    The nation’s most needy children are likely to benefit
    under new proposals to shake-up the family justice system in
    England and Wales, writes Shirley
    Kumar
    .

    Cafcass, The Children and Family Court Advisory and Support
    Service, is to have its focus shifted in an effort to cut the
    backlog of public cases that deal with care proceedings or
    adoption. To make this possible, it will deal with fewer private
    family law cases and no longer write 30,000 dispute reports a
    year.

    The organisation’s budget was boosted by £12m to
    £107m for 2004-05 under the Spending Review to meet the
    changes.

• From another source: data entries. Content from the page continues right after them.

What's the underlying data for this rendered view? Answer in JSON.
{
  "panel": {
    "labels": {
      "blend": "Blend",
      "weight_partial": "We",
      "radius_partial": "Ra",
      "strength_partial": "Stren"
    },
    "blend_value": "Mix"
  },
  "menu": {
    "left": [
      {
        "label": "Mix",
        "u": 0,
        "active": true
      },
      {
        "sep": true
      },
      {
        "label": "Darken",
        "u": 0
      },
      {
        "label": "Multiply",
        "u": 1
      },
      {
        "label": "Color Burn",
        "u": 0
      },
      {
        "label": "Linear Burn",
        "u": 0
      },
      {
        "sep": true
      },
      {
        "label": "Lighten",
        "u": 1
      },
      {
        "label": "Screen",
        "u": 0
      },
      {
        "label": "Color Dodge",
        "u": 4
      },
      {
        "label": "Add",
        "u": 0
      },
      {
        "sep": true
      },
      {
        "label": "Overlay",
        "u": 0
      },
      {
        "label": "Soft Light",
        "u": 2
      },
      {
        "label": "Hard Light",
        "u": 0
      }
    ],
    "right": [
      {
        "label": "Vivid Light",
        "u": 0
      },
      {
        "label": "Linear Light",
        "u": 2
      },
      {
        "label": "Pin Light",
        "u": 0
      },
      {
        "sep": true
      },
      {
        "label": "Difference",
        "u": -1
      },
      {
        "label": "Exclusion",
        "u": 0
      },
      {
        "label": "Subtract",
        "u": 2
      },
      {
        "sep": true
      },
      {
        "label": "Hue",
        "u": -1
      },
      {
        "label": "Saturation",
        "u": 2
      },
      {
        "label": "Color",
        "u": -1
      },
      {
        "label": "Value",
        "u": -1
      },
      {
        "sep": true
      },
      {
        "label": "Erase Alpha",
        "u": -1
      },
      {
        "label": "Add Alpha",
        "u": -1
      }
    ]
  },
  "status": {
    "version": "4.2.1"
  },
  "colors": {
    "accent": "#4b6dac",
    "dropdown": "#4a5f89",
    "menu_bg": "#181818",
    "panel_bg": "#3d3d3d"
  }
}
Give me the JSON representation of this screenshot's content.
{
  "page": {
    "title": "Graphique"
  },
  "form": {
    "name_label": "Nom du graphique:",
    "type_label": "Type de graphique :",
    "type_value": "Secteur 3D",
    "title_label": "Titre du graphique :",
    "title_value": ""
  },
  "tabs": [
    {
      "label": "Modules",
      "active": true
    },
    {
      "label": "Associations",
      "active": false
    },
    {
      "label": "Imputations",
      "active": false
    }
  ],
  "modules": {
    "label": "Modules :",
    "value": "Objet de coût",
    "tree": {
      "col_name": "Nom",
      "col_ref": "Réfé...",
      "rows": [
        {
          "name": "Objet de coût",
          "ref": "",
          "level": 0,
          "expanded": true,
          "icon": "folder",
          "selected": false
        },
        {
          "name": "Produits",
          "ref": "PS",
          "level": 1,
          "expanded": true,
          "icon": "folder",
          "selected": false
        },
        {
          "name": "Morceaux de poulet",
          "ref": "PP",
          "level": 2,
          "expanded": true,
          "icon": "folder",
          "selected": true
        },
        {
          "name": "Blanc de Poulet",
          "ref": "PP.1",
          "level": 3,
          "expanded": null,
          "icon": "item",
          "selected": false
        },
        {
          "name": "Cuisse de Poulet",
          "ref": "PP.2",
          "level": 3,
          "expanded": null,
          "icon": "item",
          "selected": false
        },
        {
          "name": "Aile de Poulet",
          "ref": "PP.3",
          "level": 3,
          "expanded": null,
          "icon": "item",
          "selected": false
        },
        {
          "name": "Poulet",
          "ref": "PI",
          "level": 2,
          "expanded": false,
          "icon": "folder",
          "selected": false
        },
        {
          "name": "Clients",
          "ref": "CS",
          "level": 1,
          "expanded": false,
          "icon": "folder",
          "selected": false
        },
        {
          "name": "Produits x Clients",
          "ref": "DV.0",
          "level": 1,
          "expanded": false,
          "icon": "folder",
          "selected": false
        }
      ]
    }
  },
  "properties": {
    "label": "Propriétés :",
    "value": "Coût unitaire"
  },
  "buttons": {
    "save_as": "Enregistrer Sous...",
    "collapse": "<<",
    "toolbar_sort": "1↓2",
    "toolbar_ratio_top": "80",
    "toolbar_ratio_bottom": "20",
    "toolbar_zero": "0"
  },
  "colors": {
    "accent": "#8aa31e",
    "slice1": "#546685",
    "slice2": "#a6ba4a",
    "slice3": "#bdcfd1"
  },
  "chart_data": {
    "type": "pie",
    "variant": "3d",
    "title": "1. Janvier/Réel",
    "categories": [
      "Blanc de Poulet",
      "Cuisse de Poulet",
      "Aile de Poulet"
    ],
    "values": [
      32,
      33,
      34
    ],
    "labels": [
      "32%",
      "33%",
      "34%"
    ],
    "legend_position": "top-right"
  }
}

    Because of a staff shortage, Cafcass workers will cross over both
    public and private cases and are expected to take on a mediation
    role in an attempt to steer parents disputing over contact away
    from the courts. Only those with allegations of abuse will be dealt
    with in court, according to a government consultation published
    this week.

    Funding for contact centres is also of prime importance and is due
    to be announced by the Department for Education and Skills (DfES)
    shortly.

    But the government’s quest to speed up court cases could be
    putting children at risk, warned voluntary organisations.

    Women’s Aid and NCH children’s charity say the
    proposals will be “disastrous” without sufficient
    funding. Also, there no clear emphasis on specialist services,
    where children can build trusting relationships in order to
    disclose abuse, the groups said.

    Children’s policy officer for Women’s Aid Hilary
    Saunders highlighted the charity’s Failure to protect
    research in 2003, which showed only six per cent of children who
    say they do not want contact with a violent parent are being
    listened to in courts.

    More from Community Care

    Comments are closed.